In marked contrast to the Sami/Lucas conversation—where Sami wouldn’t tell while Lucas pleaded with her to do so—Nick wanted to tell, but Chelsea ended up stopping him. He got as far as telling her the secret involved sleeping with an older woman, and she cut him off. “It’s in the past,” she said. “I think that the only thing we should be thinking about is you and me and our future together.”
Then Billie rushed in, saying, “Did you tell her?” And naturally Chelsea put the pieces together. Again, this resonates with Sami/Lucas: there, the person interrupting kept the secret from being told; here, she revealed it.

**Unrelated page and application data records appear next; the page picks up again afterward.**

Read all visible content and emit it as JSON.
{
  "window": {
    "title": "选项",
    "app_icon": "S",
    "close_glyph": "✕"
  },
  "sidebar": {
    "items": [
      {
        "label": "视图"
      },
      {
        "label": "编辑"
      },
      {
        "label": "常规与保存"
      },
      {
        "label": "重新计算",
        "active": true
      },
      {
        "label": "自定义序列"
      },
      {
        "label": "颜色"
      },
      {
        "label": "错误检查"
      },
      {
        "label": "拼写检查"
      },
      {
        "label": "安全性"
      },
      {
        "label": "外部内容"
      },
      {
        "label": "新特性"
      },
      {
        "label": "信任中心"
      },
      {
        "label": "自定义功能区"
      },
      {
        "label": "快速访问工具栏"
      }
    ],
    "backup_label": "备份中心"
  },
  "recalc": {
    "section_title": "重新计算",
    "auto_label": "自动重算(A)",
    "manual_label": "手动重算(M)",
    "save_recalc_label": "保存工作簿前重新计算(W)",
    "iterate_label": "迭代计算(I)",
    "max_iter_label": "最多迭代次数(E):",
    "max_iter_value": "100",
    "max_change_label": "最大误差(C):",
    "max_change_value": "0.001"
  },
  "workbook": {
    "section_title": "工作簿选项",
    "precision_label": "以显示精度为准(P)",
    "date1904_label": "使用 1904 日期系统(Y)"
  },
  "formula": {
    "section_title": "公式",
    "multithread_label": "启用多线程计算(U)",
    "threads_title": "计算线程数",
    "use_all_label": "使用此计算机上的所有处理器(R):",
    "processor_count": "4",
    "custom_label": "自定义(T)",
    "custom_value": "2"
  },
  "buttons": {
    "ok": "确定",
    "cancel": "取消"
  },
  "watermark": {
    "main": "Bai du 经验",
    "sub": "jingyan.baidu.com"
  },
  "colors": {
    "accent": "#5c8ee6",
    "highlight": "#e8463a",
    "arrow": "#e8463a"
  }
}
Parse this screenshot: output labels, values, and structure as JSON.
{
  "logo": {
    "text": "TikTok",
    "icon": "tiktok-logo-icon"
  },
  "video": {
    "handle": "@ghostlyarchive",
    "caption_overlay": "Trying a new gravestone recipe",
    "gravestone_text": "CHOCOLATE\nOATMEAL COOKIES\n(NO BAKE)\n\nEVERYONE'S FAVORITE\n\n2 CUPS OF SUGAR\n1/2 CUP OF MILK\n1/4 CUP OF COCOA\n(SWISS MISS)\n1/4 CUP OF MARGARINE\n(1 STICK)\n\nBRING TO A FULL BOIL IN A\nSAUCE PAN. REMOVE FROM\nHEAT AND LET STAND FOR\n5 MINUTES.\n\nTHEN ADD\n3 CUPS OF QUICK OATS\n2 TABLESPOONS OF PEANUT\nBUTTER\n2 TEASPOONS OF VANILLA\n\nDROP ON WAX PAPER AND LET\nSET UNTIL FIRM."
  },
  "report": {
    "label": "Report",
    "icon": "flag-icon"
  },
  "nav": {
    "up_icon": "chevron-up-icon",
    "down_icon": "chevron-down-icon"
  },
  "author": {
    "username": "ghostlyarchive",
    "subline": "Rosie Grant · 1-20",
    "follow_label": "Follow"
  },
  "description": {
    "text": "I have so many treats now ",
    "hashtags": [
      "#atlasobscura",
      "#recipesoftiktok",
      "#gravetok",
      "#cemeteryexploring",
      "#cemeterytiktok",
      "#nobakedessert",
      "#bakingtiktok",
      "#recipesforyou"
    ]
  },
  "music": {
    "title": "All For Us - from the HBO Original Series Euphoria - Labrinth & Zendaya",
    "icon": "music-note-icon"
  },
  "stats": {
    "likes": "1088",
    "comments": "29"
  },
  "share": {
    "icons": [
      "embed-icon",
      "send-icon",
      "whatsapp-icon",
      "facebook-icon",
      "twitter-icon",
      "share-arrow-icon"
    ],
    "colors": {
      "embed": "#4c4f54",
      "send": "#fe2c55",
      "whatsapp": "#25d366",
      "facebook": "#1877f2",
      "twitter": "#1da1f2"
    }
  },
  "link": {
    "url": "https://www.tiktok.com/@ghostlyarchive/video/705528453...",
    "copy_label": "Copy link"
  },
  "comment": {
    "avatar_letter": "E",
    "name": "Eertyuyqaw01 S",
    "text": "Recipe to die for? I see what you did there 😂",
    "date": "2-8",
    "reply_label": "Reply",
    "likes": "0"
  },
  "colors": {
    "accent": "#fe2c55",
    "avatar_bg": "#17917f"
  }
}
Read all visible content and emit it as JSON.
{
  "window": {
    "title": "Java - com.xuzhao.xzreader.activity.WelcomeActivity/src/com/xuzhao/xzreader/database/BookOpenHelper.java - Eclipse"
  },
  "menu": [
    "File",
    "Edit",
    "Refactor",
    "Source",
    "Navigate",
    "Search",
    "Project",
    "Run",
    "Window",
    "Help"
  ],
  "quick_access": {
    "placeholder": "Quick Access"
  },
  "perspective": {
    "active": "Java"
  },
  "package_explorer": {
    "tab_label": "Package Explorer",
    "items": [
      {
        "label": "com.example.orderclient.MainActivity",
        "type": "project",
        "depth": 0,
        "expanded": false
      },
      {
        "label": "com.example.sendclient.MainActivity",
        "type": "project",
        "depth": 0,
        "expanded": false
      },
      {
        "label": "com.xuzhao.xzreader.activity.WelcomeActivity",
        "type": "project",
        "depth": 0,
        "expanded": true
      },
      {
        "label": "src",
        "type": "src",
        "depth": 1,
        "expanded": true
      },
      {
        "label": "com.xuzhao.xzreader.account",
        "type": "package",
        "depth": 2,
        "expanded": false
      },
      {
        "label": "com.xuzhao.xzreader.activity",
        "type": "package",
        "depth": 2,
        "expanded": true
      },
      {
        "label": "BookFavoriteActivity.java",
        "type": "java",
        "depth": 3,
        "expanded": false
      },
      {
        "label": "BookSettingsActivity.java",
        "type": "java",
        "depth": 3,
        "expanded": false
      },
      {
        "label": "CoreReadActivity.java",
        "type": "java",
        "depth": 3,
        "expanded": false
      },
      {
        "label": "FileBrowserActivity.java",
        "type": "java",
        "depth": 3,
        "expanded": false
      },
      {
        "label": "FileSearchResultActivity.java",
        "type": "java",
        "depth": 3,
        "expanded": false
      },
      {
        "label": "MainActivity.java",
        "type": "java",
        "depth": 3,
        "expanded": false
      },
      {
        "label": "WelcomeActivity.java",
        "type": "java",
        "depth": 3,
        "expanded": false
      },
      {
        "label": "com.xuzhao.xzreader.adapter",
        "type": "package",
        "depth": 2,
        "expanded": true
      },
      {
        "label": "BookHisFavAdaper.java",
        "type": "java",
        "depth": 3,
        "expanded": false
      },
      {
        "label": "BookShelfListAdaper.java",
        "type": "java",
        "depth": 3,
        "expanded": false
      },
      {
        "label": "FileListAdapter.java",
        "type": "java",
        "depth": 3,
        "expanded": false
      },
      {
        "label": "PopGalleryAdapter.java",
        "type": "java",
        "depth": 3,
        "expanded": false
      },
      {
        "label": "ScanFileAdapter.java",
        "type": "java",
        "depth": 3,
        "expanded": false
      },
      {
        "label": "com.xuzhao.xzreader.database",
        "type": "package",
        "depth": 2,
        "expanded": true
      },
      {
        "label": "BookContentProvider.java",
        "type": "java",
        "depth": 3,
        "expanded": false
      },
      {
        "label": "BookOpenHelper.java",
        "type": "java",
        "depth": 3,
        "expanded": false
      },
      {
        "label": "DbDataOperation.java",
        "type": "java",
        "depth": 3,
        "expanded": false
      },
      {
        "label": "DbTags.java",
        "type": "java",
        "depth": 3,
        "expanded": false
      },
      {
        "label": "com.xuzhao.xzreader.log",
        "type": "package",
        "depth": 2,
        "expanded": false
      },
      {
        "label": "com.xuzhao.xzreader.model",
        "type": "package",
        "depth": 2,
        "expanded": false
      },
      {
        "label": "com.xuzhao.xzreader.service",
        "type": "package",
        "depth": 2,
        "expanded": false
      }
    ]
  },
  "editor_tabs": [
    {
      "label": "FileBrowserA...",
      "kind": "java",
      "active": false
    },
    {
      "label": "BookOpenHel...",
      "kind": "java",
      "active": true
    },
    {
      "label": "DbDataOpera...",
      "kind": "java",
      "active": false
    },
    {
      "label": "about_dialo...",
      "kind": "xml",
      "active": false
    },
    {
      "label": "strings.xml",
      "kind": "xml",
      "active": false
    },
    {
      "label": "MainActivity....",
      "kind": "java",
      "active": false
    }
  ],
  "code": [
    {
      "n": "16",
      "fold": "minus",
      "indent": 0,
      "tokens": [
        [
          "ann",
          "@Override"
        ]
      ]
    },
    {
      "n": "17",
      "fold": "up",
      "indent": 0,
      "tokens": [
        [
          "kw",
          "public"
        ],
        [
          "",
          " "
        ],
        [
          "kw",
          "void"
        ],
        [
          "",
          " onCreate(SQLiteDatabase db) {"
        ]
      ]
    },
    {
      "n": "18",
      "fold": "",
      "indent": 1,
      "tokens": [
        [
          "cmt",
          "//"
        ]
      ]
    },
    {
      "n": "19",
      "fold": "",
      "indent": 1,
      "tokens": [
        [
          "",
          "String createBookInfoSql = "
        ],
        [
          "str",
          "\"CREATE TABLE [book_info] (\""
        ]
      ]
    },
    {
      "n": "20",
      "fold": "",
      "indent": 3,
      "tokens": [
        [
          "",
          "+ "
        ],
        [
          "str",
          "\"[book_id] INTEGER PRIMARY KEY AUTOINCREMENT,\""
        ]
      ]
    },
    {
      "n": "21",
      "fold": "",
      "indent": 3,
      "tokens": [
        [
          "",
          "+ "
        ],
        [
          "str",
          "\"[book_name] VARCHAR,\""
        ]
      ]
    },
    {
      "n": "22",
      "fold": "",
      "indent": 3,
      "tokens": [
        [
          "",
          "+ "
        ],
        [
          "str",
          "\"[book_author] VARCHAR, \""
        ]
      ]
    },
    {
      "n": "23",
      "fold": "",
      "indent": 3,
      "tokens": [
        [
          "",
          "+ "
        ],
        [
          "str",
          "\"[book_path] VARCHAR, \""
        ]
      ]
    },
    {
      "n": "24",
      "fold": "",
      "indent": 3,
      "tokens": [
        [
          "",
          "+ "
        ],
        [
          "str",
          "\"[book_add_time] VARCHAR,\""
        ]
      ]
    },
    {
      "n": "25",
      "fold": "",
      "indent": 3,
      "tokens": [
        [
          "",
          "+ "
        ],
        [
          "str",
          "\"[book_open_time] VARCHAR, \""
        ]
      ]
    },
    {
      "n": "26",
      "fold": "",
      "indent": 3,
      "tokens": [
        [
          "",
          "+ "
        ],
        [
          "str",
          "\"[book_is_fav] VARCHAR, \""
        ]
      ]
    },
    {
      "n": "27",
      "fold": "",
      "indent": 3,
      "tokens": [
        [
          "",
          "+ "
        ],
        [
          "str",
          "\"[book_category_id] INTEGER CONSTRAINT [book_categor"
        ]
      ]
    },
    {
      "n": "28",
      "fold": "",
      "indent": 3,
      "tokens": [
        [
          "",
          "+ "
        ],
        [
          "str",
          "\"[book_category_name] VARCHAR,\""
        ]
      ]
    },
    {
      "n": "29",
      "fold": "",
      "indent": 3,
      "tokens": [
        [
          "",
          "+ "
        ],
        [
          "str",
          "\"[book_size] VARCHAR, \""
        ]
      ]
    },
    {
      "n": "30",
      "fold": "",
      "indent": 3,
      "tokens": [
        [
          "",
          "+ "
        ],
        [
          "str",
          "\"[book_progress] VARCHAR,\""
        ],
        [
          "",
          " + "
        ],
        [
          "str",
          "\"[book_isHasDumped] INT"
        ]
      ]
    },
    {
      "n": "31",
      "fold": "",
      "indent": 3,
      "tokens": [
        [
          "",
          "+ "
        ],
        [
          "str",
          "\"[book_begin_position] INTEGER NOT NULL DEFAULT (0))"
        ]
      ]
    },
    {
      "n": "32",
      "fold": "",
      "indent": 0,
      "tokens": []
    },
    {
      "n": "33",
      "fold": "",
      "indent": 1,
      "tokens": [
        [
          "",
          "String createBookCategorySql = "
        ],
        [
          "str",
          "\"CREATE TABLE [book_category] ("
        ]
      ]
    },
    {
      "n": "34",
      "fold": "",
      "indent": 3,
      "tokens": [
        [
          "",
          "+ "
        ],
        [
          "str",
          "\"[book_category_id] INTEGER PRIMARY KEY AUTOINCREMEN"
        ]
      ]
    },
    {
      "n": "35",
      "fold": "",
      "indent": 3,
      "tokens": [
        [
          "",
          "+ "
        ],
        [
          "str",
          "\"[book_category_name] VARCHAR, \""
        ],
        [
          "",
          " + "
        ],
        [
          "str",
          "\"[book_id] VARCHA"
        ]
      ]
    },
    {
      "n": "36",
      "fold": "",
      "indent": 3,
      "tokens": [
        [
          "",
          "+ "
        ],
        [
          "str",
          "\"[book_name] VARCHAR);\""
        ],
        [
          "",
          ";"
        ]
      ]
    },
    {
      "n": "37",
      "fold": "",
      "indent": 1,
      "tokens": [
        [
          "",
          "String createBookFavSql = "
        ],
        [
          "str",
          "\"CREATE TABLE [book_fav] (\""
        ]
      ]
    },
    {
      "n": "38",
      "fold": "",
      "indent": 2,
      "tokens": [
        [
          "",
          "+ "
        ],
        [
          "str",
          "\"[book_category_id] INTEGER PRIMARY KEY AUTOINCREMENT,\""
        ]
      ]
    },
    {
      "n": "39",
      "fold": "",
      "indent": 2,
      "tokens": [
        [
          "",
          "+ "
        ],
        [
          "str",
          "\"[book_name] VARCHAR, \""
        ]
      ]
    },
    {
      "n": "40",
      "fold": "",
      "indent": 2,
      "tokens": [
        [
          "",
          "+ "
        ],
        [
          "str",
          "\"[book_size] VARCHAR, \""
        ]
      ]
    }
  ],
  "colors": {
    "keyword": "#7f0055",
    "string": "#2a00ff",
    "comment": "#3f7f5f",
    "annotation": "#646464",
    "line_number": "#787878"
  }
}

This little storyline is an example of a very well done secret story. Character damage was minimal. Little teasers were played lightly—like Chelsea speculating on the identity of her mother’s mystery lover. Their relationship wasn’t all about the secret: they were dealing with LonelySplicer and getting to know one another. The secret wasn’t drawn out too long. The reveal was nicely handled and beautifully acted.
And I think the fallout is going to be very interesting. Billie and Chelsea’s relationship will have to be healed. Bo and Chelsea’s relationship is also in jeopardy. (It killed me today [3/13] when Chelsea said to Bo, “You’re lying to me. Everyone lies to me.”) It highlights some of Billie’s personal problems. And perhaps best of all (a mark of good soap writing), Chelsea’s hit-bottom moment looks to be leading directly and logically into her next storyline (speculation here), being suspected of setting fire to Bo and Hope’s house. And Nick will get another chance to be the white knight, and believe in her and stand by her. As I said at the beginning of this post, that’s the mark of a good secret: when it comes out, the story becomes more interesting.
Special note: Friday’s marvelous episode (3/9) when most of the above happened, was written by Jeanne Marie Ford. Nice job, Jeanne!